They segmented potential customers into three groups:
- Previous ticket buyers who had stopped buying tickets since the 2014 crash.
- Those who had bought tickets after the crash.
- Regular customers who championed the brand.
These groups were targeted with display and video ads on Facebook in the following ways:
- Those who had recently been on AirAsia’s website but had not bought a ticket were given information about the routes they had been searching.
- Recent ticket buyers were shown ads with reasonable rates for routes they had previously flown on and directed to the AirAsia site.
- The most regular and valuable customers were shown brand adverts and videos.
According to Facebook’s case study, the impressive results showed that AirAsia’s campaign generated an ROI of thirty times!
Media buying is an intricate industry that, when leveraged correctly, can bring about great brand success.
There are several main factors to keep in mind:
- Your goals: What do you aim to achieve by buying media? The answer will help decide which media buying agency to work with. Perhaps your goal is very small, in which case you won’t go through an agency at all.
- The media buying agency you use: It’s important to do careful research into an agency before deciding to work with them. Have they been successful in the past with campaigns like yours? Are they honest and reputable?
- Tactics: Careful strategy is key in successful media buying, as is pinpointing your target audience. Give the right message, to the right people, at the right time, and you're well on your way to meeting your goals.
- Know the results: Before launching a campaign, it is imperative to set KPIs to track success once a campaign has been launched. This will help in decision-making about future campaigns.
One final, important point: Due to its complex and involved nature, media buying can take a lot of trial and error. Using project management software is extremely useful in smoothing the path to media buying and can automate a lot of the complex processes involved.
Workamajig’s project management software is designed to help you sail through the media buying process.
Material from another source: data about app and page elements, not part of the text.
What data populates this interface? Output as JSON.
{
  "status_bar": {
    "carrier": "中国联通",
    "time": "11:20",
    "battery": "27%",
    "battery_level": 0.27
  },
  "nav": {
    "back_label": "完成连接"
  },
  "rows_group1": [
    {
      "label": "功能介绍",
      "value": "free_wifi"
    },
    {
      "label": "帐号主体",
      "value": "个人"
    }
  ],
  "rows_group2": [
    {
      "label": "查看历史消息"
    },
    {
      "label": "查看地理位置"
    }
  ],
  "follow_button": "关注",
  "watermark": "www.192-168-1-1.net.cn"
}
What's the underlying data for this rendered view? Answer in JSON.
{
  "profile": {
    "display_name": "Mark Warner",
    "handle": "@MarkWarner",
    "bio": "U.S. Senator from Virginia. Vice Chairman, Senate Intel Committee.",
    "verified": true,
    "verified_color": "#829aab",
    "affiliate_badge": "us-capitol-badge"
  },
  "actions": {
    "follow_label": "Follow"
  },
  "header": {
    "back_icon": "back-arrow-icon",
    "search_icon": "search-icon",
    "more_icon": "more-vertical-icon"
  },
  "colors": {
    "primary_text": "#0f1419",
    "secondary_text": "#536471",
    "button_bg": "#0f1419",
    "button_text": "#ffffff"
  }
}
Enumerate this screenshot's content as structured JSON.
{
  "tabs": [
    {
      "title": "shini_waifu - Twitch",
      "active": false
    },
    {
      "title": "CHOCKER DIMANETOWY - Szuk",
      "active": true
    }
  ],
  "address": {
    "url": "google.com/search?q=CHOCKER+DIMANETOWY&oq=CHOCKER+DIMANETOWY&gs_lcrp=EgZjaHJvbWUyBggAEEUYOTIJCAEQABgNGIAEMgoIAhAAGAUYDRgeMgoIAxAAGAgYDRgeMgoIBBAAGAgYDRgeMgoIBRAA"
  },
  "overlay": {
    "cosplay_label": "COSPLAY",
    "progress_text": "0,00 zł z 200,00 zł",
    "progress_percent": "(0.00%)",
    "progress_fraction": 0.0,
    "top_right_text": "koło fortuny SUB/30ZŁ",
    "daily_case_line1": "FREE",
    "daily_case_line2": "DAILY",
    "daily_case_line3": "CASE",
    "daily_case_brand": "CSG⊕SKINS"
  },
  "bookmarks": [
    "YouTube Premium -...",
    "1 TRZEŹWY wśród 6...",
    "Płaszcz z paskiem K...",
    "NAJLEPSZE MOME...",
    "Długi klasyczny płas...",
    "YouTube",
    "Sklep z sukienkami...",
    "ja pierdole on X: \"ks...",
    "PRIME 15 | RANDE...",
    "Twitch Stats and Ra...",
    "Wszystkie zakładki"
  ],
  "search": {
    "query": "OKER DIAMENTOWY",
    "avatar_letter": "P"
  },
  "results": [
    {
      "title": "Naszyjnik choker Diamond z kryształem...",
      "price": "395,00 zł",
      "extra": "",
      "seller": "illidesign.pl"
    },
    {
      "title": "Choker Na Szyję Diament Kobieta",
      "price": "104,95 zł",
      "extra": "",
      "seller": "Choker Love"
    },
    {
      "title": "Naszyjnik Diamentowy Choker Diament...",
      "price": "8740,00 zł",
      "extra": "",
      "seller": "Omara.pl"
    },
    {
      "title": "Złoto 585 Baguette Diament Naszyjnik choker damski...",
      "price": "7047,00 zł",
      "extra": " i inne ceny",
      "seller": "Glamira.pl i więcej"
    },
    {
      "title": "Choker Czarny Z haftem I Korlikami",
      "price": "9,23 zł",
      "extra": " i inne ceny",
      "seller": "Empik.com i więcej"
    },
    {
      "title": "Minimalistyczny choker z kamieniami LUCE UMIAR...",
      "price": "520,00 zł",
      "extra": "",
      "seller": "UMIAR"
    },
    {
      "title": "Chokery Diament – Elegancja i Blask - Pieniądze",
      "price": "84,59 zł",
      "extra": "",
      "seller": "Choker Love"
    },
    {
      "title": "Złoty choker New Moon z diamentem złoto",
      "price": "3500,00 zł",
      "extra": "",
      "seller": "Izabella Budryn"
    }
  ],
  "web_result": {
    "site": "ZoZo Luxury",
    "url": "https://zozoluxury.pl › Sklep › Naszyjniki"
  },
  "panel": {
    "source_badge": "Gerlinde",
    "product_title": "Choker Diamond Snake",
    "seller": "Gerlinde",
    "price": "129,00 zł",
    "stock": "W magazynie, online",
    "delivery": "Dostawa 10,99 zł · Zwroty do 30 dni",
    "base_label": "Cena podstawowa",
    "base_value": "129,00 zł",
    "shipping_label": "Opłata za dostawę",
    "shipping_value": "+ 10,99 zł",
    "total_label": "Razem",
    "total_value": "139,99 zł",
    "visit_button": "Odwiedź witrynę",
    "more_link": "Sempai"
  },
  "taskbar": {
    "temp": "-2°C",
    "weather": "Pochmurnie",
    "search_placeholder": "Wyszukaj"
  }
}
Companies that use Workamajig’s media buying tools know they can also relax about the financial aspect–we deal with that too, easy peasy.
Workamajig integrates seamlessly with Strata–a media buying platform, as well as media buying payment solutions–CSI and FastPay, to help you buy media, sans any sweating or fretting.
The Strata Link tool allows you to easily import broadcast, print orders and invoices from the Strata media buying system into Workamajig.
Workamajig integrates with FastPay and CSI. These two fabulous media buying payment solutions integrate with the industry–specific systems you use to fully support your media buying accounts .
Workamajig wants to see you reveling in media buying success!
Find out how Workamajig can help you get it right the first time.